Mobile Learning: 50+ Resources & Tips I believe mobile devices will transform education. This is why I created a free ebook, Effective Mobile Learning: 50+ Quick Tips & Resources with helpful tips and several resources to help support this trend. One reason is because mobile devices are designed in a way that forces the teacher to give control to the learner. When we equip a classroom with iPads, iPods, small tablets, or cellphones the learning is literally put in the hands of the students. The teacher has to facilitate and walk around the room to manage the learning. Below are a list of 50+ Mobile Learning resources & growing! Brain Games What can you do to help your brain stay sharp? A lot! These five steps may help keep our minds limber and healthy! 1.
How to use Rubrics Rubrics are a way to assess work using criteria. The assessor sets up a series of statements that reflect the different levels of criteria fulfilment and then assesses the work using a rubric grid. From version 2.2 moodle supports rubric grading. This requires several steps, explained below. This guide uses Assignment for the rubric grading example. 1. Scale of the Universe 2 This resource can be used to help enhance any unit on the universe or the structure of matter. This resource is so simple to use and understand that it could work well in a variety of settings. You can use it as a starting point to talk about the structure of matter and the building blocks of matter—atoms. Or, you could go the other way and use the resource to help give students a feel for the size of the universe.
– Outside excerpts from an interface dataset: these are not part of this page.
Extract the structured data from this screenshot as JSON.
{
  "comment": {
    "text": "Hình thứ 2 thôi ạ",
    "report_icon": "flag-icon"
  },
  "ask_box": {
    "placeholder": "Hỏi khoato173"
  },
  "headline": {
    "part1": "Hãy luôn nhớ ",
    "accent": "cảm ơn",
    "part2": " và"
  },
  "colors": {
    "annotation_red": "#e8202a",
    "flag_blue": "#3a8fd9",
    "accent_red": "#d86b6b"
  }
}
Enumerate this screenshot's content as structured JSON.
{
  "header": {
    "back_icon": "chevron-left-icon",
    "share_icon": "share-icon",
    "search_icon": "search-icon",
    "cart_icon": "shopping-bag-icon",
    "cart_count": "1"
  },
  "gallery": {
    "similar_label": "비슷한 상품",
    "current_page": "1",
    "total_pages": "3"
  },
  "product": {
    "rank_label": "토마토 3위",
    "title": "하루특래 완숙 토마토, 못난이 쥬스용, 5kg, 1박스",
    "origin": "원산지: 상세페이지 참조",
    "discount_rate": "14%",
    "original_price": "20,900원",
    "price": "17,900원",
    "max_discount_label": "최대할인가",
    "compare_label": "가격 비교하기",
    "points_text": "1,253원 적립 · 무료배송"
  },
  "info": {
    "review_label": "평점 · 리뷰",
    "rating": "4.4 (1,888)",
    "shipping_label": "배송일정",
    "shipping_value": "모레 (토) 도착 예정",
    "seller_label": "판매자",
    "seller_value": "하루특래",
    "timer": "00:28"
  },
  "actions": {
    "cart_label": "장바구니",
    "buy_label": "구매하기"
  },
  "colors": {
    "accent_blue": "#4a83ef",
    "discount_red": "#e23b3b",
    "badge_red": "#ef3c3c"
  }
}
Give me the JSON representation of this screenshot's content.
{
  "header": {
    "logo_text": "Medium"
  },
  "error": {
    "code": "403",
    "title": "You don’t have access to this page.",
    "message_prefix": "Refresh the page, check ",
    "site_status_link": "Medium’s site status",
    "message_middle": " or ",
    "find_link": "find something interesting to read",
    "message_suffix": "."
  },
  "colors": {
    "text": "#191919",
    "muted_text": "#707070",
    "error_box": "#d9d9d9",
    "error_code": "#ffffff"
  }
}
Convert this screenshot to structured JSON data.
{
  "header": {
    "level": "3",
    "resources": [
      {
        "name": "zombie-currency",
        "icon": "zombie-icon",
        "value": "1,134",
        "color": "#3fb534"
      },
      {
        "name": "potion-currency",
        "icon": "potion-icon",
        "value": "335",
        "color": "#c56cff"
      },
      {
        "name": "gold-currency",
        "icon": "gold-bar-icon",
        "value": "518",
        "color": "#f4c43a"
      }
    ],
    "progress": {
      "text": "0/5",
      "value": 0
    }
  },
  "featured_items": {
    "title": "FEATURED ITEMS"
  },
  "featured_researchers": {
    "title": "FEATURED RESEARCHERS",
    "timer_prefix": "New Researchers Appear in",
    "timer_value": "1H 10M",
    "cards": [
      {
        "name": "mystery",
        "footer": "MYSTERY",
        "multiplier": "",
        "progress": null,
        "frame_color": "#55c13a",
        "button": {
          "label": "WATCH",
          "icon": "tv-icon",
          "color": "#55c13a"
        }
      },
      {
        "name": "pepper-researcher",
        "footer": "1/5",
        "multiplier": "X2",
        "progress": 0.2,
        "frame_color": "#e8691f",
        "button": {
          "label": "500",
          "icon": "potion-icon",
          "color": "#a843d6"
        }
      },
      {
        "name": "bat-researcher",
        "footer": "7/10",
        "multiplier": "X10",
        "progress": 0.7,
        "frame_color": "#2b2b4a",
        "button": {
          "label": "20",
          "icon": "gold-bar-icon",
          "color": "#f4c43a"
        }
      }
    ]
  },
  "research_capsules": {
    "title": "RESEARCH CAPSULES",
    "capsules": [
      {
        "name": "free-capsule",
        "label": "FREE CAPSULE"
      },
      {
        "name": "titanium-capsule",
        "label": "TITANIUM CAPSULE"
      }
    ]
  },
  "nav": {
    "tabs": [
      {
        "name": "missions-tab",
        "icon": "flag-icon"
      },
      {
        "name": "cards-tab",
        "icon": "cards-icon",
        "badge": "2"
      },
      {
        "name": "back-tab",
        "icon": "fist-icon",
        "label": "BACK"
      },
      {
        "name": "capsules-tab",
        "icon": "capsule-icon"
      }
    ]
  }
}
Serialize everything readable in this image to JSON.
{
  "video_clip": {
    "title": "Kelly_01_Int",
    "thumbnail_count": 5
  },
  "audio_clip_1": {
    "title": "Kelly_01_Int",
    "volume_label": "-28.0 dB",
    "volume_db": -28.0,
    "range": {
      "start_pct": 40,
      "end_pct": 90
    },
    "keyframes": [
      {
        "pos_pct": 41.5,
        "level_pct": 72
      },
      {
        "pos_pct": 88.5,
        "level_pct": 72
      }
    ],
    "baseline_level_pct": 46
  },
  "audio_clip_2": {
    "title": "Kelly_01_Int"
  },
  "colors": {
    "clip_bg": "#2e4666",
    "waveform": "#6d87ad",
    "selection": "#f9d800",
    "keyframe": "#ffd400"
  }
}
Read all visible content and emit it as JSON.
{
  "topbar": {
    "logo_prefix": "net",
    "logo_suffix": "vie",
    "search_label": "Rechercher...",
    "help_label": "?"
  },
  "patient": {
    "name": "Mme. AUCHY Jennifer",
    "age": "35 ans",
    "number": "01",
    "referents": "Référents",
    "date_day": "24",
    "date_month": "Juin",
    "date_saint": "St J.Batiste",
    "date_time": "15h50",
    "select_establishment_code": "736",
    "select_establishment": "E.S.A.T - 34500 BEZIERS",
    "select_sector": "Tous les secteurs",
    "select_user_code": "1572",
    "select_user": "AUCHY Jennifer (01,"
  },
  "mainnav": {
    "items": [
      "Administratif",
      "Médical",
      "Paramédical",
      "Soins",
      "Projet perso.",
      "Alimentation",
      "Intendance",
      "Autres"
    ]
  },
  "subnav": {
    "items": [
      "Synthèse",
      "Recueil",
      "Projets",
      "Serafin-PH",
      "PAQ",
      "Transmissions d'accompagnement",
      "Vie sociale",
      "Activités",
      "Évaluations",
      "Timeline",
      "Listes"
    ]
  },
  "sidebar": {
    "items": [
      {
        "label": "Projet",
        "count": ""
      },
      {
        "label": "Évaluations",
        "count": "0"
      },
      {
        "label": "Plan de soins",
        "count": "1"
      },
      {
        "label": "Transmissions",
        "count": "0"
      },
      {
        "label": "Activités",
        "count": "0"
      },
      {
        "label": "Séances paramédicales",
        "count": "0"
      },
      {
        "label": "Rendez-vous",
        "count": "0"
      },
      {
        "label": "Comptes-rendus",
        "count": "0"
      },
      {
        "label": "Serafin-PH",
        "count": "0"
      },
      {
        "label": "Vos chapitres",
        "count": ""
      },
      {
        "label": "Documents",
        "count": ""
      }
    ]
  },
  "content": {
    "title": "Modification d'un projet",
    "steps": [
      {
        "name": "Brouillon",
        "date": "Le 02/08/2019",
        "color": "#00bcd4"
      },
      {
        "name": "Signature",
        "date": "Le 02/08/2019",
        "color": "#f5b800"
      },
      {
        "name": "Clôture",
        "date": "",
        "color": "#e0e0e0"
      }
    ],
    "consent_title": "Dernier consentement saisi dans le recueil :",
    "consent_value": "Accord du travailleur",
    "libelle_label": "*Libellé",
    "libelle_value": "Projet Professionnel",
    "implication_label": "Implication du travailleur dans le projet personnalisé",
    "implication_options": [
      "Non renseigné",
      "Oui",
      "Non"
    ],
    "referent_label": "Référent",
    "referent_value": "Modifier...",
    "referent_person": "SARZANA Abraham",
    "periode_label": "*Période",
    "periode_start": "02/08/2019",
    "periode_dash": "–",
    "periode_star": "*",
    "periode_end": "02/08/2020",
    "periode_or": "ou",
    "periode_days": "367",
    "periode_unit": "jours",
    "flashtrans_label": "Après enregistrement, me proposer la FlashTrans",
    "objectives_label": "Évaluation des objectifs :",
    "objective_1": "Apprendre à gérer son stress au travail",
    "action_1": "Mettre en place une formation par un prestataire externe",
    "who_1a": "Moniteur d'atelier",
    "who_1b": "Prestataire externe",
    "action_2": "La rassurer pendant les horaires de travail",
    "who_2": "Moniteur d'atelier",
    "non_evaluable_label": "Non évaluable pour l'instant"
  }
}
Cell Size and Scale Some cells are visible to the unaided eye The smallest objects that the unaided human eye can see are about 0.1 mm long. That means that under the right conditions, you might be able to see an ameoba proteus, a human egg, and a paramecium without using magnification. A magnifying glass can help you to see them more clearly, but they will still look tiny. Smaller cells are easily visible under a light microscope. It's even possible to make out structures within the cell, such as the nucleus, mitochondria and chloroplasts. Visible Thinking Purpose and Goals Visible Thinking is a flexible and systematic research-based approach to integrating the development of students' thinking with content learning across subject matters. An extensive and adaptable collection of practices, Visible Thinking has a double goal: on the one hand, to cultivate students' thinking skills and dispositions, and, on the other, to deepen content learning. By thinking dispositions, we mean curiosity, concern for truth and understanding, a creative mindset, not just being skilled but also alert to thinking and learning opportunities and eager to take them Who is it for? Visible Thinking is for teachers, school leaders and administrators in K - 12 schools who want to encourage the development of a culture of thinking in their classrooms and schools.
Washington State Teacher/Principal Evaluation Project Madison Elementary School